The Most Effective Strategies for Successful Asset Recovery
Without any doubt, the most effective strategy for successful asset preservation and recovery involves the retention of a civil asset recovery team to pursue a fraudster or corrupt actor and his or her assets. The civil asset recovery team, if composed of true experts, can deliver meaningful results. The civil asset recovery team, or “CART”, is led by a lawyer that can extend the broadest possible attorney–client and work–product privilege protection to the team’s undertakings and who can coordinate its activities. In some cases, the team may be led by an insolvency professional as “the client”, but a lawyer should supervise the team as legal issues pervade every aspect of asset recovery. That lawyer, in turn, must seek out an array of professionals: expert local counsel in jurisdictions of interest to advise on relevant legal issues, including investigative limitations, the availability of pre-suit discovery and remedies and the legal accessibility of identified assets; investigative experts who can conduct surveillance and other investigative work to confirm the existence of assets or their recent movement or the whereabouts of targets; expert forensic accounting personnel to conduct forward and reverse asset tracing analysis and who can, where appropriate, render testimony in court; and expert computer forensic personnel to deal with and preserve electronic evidence and testify in court where needed.

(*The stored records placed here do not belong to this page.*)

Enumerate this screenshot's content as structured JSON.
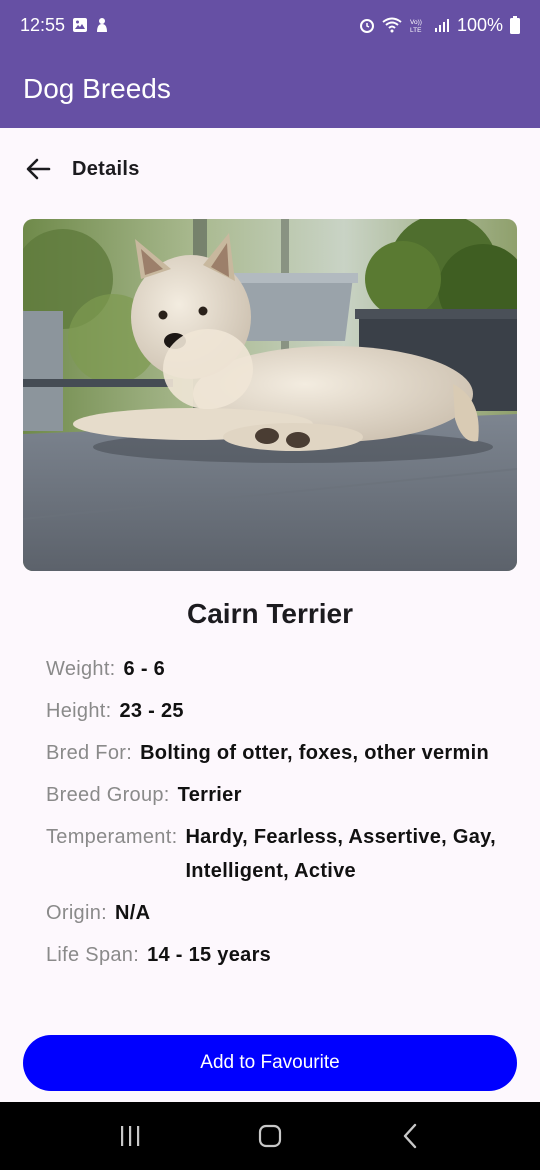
{
  "status_bar": {
    "time": "12:55",
    "battery": "100%",
    "left_icons": [
      "gallery-icon",
      "notification-icon"
    ],
    "right_icons": [
      "alarm-icon",
      "wifi-icon",
      "volte-icon",
      "signal-icon",
      "battery-icon"
    ],
    "volte_text": "VoLTE"
  },
  "app_bar": {
    "title": "Dog Breeds",
    "color": "#6650a4"
  },
  "details": {
    "header": "Details",
    "back_icon": "arrow-back-icon"
  },
  "dog": {
    "image_alt": "Cairn Terrier photo",
    "name": "Cairn Terrier",
    "fields": [
      {
        "label": "Weight:",
        "value": "6 - 6"
      },
      {
        "label": "Height:",
        "value": "23 - 25"
      },
      {
        "label": "Bred For:",
        "value": "Bolting of otter, foxes, other vermin"
      },
      {
        "label": "Breed Group:",
        "value": "Terrier"
      },
      {
        "label": "Temperament:",
        "value": "Hardy, Fearless, Assertive, Gay, Intelligent, Active"
      },
      {
        "label": "Origin:",
        "value": "N/A"
      },
      {
        "label": "Life Span:",
        "value": "14 - 15 years"
      }
    ]
  },
  "actions": {
    "favourite_label": "Add to Favourite",
    "favourite_color": "#0000ff"
  },
  "nav_bar": {
    "buttons": [
      "recent-apps-icon",
      "home-icon",
      "back-icon"
    ]
  }
}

Aside from using a civil asset recovery team, the most effective asset recovery strategy is one that hits the fraudster or corrupt actor hard in several places and all at once. The goal is to surprise and to deprive the wrongdoer of his or her resources where possible by tying up the proceeds of the fraud both to ensure they are available later for recovery and to prevent them from being used as a “war chest” against the victim. Another successful strategy involves identifying collaborating family members who may have become involved and who can be sued. These latter actions often put great pressure on wrongdoers to compromise and open new fonts of recovery.

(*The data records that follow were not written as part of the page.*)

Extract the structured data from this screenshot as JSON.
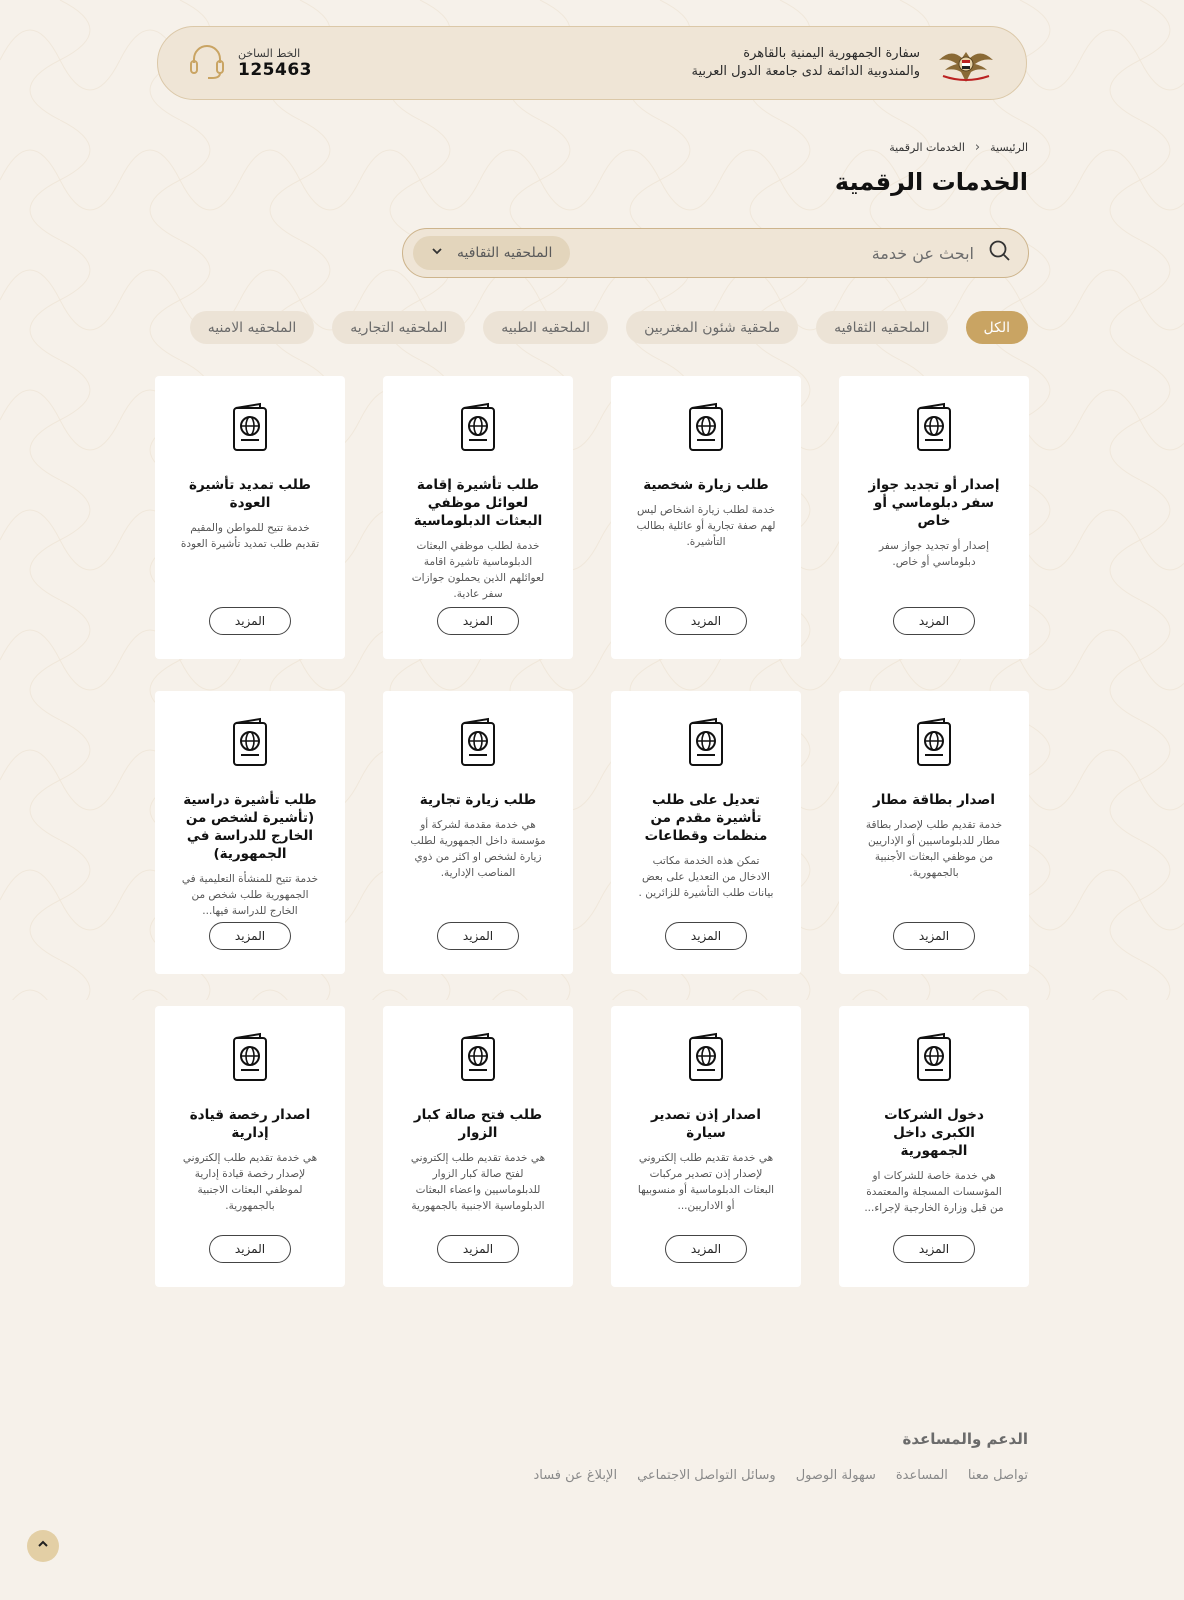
{
  "header": {
    "embassy_line1": "سفارة الجمهورية اليمنية بالقاهرة",
    "embassy_line2": "والمندوبية الدائمة لدى جامعة الدول العربية",
    "hotline_label": "الخط الساخن",
    "hotline_number": "125463"
  },
  "breadcrumb": {
    "home": "الرئيسية",
    "current": "الخدمات الرقمية"
  },
  "page_title": "الخدمات الرقمية",
  "search": {
    "placeholder": "ابحث عن خدمة",
    "selected_category": "الملحقيه الثقافيه"
  },
  "filters": [
    "الكل",
    "الملحقيه الثقافيه",
    "ملحقية شئون المغتربين",
    "الملحقيه الطبيه",
    "الملحقيه التجاريه",
    "الملحقيه الامنيه"
  ],
  "more_label": "المزيد",
  "cards": [
    {
      "title": "إصدار أو تجديد جواز سفر دبلوماسي أو خاص",
      "desc": "إصدار أو تجديد جواز سفر دبلوماسي أو خاص."
    },
    {
      "title": "طلب زيارة شخصية",
      "desc": "خدمة لطلب زيارة اشخاص ليس لهم صفة تجارية أو عائلية بطالب التأشيرة."
    },
    {
      "title": "طلب تأشيرة إقامة لعوائل موظفي البعثات الدبلوماسية",
      "desc": "خدمة لطلب موظفي البعثات الدبلوماسية تاشيرة اقامة لعوائلهم الذين يحملون جوازات سفر عادية."
    },
    {
      "title": "طلب تمديد تأشيرة العودة",
      "desc": "خدمة تتيح للمواطن والمقيم تقديم طلب تمديد تأشيرة العودة"
    },
    {
      "title": "اصدار بطاقة مطار",
      "desc": "خدمة تقديم طلب لإصدار بطاقة مطار للدبلوماسيين أو الإداريين من موظفي البعثات الأجنبية بالجمهورية."
    },
    {
      "title": "تعديل على طلب تأشيرة مقدم من منظمات وقطاعات",
      "desc": "تمكن هذه الخدمة مكاتب الادخال من التعديل على بعض بيانات طلب التأشيرة للزائرين ."
    },
    {
      "title": "طلب زيارة تجارية",
      "desc": "هي خدمة مقدمة لشركة أو مؤسسة داخل الجمهورية لطلب زيارة لشخص او اكثر من ذوي المناصب الإدارية."
    },
    {
      "title": "طلب تأشيرة دراسية (تأشيرة لشخص من الخارج للدراسة في الجمهورية)",
      "desc": "خدمة تتيح للمنشأة التعليمية في الجمهورية طلب شخص من الخارج للدراسة فيها..."
    },
    {
      "title": "دخول الشركات الكبرى داخل الجمهورية",
      "desc": "هي خدمة خاصة للشركات او المؤسسات المسجلة والمعتمدة من قبل وزارة الخارجية لإجراء..."
    },
    {
      "title": "اصدار إذن تصدير سيارة",
      "desc": "هي خدمة تقديم طلب إلكتروني لإصدار إذن تصدير مركبات البعثات الدبلوماسية أو منسوبيها أو الاداريين..."
    },
    {
      "title": "طلب فتح صالة كبار الزوار",
      "desc": "هي خدمة تقديم طلب إلكتروني لفتح صالة كبار الزوار للدبلوماسيين واعضاء البعثات الدبلوماسية الاجنبية بالجمهورية"
    },
    {
      "title": "اصدار رخصة قيادة إدارية",
      "desc": "هي خدمة تقديم طلب إلكتروني لإصدار رخصة قيادة إدارية لموظفي البعثات الاجنبية بالجمهورية."
    }
  ],
  "footer": {
    "title": "الدعم والمساعدة",
    "links": [
      "تواصل معنا",
      "المساعدة",
      "سهولة الوصول",
      "وسائل التواصل الاجتماعي",
      "الإبلاغ عن فساد"
    ]
  },
  "icons": {
    "card": "passport-icon",
    "search": "search-icon",
    "hotline": "headset-icon",
    "select": "chevron-down-icon",
    "to_top": "chevron-up-icon"
  },
  "colors": {
    "accent": "#c9a463",
    "background": "#f6f1ea",
    "header_bg": "#efe5d6"
  }
}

Finally, no successful asset recovery case is complete without thorough consideration of potential third-party liability and claims. These third parties will sometimes bear equal responsibility for the unlawful acts of the primary wrongdoer and will sometimes be the only solvent recovery targets available to the victims of the fraud.

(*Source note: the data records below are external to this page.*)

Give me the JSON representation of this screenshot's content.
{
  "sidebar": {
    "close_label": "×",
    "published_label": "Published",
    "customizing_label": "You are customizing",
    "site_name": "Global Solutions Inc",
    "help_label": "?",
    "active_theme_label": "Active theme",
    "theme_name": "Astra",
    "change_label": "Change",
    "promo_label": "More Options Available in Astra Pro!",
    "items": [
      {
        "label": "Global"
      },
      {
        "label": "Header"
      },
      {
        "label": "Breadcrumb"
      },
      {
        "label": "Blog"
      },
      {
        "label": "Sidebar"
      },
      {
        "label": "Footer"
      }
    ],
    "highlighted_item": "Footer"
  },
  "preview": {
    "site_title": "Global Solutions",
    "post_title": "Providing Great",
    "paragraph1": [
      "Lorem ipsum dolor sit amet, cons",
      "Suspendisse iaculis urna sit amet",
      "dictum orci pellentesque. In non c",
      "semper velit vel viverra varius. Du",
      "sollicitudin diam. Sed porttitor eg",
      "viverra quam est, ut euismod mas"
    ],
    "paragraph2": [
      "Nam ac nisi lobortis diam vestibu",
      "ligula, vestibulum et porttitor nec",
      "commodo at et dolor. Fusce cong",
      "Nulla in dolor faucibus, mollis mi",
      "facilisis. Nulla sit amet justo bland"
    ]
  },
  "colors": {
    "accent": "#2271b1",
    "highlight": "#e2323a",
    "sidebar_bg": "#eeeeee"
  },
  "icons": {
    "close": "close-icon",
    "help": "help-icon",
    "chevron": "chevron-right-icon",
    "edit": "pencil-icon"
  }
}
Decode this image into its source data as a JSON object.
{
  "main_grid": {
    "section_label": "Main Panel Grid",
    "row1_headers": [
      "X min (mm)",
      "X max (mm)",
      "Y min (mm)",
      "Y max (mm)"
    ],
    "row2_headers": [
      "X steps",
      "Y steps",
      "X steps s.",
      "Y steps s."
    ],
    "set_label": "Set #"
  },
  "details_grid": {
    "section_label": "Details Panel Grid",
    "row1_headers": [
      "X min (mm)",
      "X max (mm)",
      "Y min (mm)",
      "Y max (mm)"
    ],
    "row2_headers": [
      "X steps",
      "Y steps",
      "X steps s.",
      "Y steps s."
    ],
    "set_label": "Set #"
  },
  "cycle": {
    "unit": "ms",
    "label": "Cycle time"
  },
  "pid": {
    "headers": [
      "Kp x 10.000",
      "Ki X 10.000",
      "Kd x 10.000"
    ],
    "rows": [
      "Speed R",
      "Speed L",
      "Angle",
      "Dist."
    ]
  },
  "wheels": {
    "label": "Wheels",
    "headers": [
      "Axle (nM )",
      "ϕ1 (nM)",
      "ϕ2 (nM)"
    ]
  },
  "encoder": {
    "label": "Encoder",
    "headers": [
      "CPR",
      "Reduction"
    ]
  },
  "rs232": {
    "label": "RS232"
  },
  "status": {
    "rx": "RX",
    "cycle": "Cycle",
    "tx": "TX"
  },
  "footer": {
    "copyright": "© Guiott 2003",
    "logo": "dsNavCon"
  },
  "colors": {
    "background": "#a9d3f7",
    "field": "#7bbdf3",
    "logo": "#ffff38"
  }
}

The Future of Asset Recovery
Simply put, the future of the asset recovery practice could not be brighter. Unfortunately, fraud and corruption continue practically unabated. Sadly, victims abound across the globe. However, to better combat this fraud and corruption and serve these victims, I think that “asset recovery” needs to be redefined as “value recovery”. This is because the word “asset” too narrowly defines the target of the recovery effort to “things” rather than pools of value like third-party claims against aiders and abettors of the fraud. Many times the fraudster has squandered the proceeds of his fraud and there are few true “assets” to recover. The fastest growing aspect of asset recovery involves efforts to redefine the asset to include, among others, claims against third parties who either intentionally or negligently assisted the fraudster or corrupt actor in perpetrating the fraud or who failed to stop the fraudster when they became aware of the fraud. Moreover, courts and governments are becoming more and more open to the use of private practitioners to recover assets rather than more traditional criminal-based forfeiture approaches, which have their own inherent limitations.